MVP: There are a few options, and none would be a bad pick.
Brees was eliminated because some of his turnovers sunk this team, Ingram falls out of consideration because he missed three games with a hand injury, and Lofton comes up short because he is only an adequate coverage man.
That leaves us with Lewis, who has played at a high level at a position of need, and Galette, who has been the most active pass rusher.
Lewis’ performance against Kelvin Benjamin last week was one of his best of the season, but he’s also played well against more accomplished players, such as Dallas’ Dez Bryant. That’s why he’s the pick. It’s hard to imagine where this team would be without him.
BEST PERSONNEL MOVE: The decision to retain Bush has paid dividends. An exclusive rights free agent, Bush signed an offer sheet with the Atlanta Falcons this offseason, but New Orleans took the necessary steps to keep him in the fold. If Bush had gotten away and the Saints had not made a corresponding move to solidify the depth at safety, Byrd’s injury could have been devastating.
WORST PERSONNEL MOVE: The Saints overestimated their depth at cornerback. The team likely thought Champ Bailey would make an impact and felt comfortable enough with what it had at the position to select Stanley Jean-Baptiste in the second round of the draft. Bailey has since been released, and Jean-Baptiste remains a project who hasn’t been able to get on the field much, leaving little depth at cornerback.
BEST MOMENT OF THE FIRST HALF: The off week. New Orleans came out of it looking like a different team. Even though the Saints lost to the Detroit Lions, they played well enough in that game to build confidence, and then rolled over the Packers and Panthers.
WORST MOMENT OF THE FIRST HALF: The collapse against the Lions, which was best exemplified by the 73-yard touchdown reception White allowed that served as the beginning of the end. New Orleans lost other games this season in heartbreaking fashion, but it felt more like the Saints gave this one away as opposed to the Lions taking it from them.
PROJECTION: The prediction here before the season was that the Saints would go 12-4. That can be thrown out the window.

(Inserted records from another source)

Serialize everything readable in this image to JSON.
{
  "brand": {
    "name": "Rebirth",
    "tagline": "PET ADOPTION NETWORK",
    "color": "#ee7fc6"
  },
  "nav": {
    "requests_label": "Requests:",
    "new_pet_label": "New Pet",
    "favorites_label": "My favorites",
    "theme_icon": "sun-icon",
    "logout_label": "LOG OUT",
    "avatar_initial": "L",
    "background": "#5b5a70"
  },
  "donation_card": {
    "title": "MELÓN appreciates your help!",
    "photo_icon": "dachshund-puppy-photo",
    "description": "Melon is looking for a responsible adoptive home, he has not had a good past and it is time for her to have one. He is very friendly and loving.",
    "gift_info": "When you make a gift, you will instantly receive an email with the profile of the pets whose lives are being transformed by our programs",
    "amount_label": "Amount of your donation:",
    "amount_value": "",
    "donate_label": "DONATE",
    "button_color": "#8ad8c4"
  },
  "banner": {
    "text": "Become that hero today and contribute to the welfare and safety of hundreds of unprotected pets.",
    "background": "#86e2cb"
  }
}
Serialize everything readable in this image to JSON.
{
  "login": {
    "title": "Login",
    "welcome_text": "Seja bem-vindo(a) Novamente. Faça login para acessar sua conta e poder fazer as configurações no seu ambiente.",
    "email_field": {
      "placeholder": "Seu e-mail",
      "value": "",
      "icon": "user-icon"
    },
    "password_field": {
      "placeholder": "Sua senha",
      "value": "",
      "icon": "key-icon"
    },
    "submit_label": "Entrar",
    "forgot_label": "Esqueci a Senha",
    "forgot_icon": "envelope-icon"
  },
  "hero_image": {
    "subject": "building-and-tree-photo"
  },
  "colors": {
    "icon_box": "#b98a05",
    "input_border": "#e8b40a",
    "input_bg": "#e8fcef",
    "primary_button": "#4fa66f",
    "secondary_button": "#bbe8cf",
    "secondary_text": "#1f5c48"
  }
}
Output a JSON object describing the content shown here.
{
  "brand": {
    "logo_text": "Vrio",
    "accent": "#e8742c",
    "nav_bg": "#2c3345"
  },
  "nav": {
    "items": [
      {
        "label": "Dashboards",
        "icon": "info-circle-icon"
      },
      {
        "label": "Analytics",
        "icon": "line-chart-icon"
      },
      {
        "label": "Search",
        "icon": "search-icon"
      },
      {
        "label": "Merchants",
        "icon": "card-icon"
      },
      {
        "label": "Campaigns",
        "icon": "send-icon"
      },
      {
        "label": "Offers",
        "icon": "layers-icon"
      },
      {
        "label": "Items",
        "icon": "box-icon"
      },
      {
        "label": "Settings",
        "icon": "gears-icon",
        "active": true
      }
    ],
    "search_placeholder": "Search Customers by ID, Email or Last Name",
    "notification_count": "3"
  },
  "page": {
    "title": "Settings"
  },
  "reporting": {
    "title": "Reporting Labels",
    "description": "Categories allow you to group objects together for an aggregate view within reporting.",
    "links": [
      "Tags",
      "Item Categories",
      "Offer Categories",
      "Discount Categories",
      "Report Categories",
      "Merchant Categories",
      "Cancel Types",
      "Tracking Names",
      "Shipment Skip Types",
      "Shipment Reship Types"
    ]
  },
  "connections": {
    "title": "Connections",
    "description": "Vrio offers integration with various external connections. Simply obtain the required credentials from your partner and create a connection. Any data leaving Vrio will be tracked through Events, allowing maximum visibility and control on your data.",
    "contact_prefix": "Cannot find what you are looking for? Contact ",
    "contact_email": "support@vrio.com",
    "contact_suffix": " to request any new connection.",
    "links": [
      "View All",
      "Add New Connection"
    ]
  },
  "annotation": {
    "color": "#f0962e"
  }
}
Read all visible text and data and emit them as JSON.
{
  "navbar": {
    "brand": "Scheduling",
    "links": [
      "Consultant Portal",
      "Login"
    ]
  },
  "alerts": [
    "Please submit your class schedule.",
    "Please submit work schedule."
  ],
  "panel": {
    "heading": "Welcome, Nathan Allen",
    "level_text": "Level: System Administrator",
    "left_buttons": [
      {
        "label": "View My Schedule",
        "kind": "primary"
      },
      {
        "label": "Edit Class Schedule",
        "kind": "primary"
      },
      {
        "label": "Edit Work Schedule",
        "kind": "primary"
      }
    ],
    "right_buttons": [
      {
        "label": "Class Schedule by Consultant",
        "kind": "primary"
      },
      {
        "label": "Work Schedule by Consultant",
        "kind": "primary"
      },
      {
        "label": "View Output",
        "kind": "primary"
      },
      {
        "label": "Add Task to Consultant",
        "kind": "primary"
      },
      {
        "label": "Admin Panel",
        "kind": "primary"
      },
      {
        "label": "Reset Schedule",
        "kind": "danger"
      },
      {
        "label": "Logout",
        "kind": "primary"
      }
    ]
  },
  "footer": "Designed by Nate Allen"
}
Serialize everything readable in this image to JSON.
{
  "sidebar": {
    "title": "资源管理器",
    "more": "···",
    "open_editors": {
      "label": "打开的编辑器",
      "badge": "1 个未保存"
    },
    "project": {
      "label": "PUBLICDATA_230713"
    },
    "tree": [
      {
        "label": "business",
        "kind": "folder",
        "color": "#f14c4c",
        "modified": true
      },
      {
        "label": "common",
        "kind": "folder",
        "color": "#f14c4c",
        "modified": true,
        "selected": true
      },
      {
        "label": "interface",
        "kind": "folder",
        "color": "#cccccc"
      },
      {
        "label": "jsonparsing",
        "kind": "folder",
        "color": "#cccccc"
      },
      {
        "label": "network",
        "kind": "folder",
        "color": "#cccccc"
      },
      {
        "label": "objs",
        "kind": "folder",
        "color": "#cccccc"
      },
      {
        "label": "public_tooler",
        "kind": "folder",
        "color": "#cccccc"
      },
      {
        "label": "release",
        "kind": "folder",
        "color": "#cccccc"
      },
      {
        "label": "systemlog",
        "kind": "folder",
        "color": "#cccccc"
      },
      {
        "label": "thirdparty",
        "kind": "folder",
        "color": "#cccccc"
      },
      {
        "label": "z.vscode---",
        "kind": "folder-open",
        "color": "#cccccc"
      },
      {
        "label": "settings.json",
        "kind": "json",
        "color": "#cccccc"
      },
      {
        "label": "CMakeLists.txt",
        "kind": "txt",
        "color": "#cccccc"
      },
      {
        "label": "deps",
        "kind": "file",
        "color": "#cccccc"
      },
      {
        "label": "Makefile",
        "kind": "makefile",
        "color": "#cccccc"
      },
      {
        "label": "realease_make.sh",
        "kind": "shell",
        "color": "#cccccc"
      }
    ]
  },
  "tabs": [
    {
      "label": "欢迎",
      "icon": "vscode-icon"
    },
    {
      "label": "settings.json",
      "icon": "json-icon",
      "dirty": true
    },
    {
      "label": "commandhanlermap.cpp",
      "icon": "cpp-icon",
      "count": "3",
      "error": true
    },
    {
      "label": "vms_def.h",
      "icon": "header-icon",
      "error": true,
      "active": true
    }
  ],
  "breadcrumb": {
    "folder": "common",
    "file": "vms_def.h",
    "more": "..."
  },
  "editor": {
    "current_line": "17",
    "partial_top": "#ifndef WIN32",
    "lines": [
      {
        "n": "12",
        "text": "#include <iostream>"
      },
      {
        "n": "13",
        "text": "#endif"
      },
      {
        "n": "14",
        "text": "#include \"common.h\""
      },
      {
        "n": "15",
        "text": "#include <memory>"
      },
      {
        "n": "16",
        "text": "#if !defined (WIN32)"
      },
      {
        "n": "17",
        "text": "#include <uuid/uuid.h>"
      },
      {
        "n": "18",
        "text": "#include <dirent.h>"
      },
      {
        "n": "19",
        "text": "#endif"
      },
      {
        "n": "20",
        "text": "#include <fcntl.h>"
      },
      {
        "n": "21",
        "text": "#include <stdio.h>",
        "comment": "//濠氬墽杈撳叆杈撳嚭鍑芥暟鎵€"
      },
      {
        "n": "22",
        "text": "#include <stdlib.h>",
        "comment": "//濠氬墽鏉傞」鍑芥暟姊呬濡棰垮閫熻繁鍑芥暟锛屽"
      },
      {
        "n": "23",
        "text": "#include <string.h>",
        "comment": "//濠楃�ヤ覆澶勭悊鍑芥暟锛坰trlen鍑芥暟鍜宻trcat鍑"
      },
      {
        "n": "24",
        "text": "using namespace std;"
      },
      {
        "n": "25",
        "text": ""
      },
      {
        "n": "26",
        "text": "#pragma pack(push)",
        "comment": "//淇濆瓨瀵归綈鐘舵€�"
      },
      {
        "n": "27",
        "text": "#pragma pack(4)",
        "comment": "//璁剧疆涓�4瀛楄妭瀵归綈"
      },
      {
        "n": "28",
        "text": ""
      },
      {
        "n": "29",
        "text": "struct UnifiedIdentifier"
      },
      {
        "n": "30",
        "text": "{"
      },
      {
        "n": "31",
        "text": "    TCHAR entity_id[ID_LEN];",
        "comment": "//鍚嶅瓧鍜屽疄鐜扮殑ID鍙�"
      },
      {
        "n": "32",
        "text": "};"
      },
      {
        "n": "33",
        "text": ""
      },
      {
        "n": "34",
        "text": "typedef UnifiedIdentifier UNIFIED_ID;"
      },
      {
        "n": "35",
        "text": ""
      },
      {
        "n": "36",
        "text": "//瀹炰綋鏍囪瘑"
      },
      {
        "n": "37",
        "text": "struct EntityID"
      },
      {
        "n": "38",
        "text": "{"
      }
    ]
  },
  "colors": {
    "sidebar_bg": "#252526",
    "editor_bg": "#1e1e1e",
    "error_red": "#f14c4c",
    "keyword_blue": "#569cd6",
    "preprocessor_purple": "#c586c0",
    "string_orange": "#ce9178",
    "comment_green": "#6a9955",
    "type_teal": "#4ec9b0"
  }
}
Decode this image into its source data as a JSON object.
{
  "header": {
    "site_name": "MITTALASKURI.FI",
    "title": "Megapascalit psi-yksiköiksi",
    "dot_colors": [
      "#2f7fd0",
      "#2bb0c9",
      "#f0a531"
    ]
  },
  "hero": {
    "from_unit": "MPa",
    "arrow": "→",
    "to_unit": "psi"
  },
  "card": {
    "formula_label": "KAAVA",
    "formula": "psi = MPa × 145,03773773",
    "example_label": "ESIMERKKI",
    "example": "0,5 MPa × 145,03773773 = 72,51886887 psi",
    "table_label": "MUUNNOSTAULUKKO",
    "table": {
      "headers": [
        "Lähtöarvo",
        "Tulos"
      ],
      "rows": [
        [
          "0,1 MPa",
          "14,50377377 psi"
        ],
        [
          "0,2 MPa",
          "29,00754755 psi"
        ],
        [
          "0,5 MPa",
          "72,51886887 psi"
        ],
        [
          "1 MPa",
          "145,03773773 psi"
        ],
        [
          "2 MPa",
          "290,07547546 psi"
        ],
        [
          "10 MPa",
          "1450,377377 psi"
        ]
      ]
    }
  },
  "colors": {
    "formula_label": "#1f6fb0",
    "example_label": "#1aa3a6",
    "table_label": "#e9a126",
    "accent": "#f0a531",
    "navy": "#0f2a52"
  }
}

The new feeling is that New Orleans finishes 9-7. There are a lot of tough games coming up. But the Saints have five home games and only three on the road. If the Saints can go 4-1 at home against the 49ers, Bengals, Ravens, Panthers and Falcons, and then win at least one of three on the road against the Steelers, Bears and Buccaneers, they’ll get to that mark.
With the feelings of optimism generated over the past two weeks, this prediction almost feels cautious.